- [WHAT IS EXPECTED]
Based on the entries below, how many lines contain the word "time"? Respond with only the number.
※ ※ ※
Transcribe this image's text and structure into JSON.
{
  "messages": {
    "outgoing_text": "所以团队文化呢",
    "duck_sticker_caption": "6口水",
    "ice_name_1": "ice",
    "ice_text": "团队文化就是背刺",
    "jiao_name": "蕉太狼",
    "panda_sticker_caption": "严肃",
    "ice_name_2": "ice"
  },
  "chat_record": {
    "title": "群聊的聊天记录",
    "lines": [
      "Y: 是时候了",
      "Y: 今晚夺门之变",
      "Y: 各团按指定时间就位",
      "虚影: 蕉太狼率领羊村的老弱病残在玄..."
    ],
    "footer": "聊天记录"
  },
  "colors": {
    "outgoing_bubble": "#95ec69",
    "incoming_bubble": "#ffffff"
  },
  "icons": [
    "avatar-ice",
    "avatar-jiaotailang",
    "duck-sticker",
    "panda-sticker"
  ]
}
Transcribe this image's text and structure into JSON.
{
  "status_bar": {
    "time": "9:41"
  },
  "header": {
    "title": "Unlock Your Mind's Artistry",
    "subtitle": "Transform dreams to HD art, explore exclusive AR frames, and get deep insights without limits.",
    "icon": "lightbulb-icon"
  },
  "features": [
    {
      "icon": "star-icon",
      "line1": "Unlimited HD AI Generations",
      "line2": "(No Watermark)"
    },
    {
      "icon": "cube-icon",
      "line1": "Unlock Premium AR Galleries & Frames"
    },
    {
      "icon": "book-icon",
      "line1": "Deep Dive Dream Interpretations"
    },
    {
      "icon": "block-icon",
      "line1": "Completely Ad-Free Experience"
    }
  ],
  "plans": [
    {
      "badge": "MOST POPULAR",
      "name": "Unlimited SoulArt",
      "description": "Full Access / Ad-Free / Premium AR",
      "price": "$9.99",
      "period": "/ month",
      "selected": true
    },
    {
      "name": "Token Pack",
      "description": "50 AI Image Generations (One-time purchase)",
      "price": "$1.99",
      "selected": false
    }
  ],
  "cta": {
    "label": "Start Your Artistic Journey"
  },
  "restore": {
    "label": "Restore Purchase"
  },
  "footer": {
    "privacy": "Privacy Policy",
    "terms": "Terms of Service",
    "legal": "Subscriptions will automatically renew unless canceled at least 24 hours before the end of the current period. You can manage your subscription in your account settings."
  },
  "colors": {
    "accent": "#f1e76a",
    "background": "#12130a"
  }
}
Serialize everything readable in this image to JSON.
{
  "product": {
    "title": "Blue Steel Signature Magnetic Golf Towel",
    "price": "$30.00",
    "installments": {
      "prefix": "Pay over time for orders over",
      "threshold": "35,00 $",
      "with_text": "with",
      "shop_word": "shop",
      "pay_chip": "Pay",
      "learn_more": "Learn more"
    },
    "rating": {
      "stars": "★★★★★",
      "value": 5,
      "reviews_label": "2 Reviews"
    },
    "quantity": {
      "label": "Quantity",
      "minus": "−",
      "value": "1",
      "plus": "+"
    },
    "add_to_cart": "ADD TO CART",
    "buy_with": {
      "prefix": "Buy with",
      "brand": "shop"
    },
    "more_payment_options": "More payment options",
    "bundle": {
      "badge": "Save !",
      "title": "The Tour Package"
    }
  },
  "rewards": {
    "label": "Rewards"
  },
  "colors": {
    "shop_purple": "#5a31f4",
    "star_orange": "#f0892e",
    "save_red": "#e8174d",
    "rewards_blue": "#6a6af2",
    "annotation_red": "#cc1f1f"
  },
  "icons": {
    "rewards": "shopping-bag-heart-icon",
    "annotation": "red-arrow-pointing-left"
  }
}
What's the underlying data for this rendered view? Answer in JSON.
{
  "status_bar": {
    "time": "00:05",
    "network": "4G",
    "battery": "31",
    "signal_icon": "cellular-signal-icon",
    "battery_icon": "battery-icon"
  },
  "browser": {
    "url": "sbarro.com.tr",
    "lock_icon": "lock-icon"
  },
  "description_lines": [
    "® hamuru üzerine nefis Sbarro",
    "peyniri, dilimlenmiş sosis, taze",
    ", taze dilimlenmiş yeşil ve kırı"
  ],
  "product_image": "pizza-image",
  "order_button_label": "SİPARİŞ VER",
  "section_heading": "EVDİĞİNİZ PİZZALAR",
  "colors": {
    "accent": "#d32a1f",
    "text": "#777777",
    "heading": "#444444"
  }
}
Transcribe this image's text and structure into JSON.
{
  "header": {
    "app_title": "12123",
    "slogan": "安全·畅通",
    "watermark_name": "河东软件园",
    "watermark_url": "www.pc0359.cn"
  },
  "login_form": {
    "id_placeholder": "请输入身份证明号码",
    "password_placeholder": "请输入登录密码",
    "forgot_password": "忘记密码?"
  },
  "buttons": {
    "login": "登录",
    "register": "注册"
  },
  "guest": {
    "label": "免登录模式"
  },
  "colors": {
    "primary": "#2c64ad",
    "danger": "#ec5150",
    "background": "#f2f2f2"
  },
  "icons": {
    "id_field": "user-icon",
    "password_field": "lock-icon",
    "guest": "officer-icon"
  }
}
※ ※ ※
- [SOLUTION TO THIS PROBLEM]
4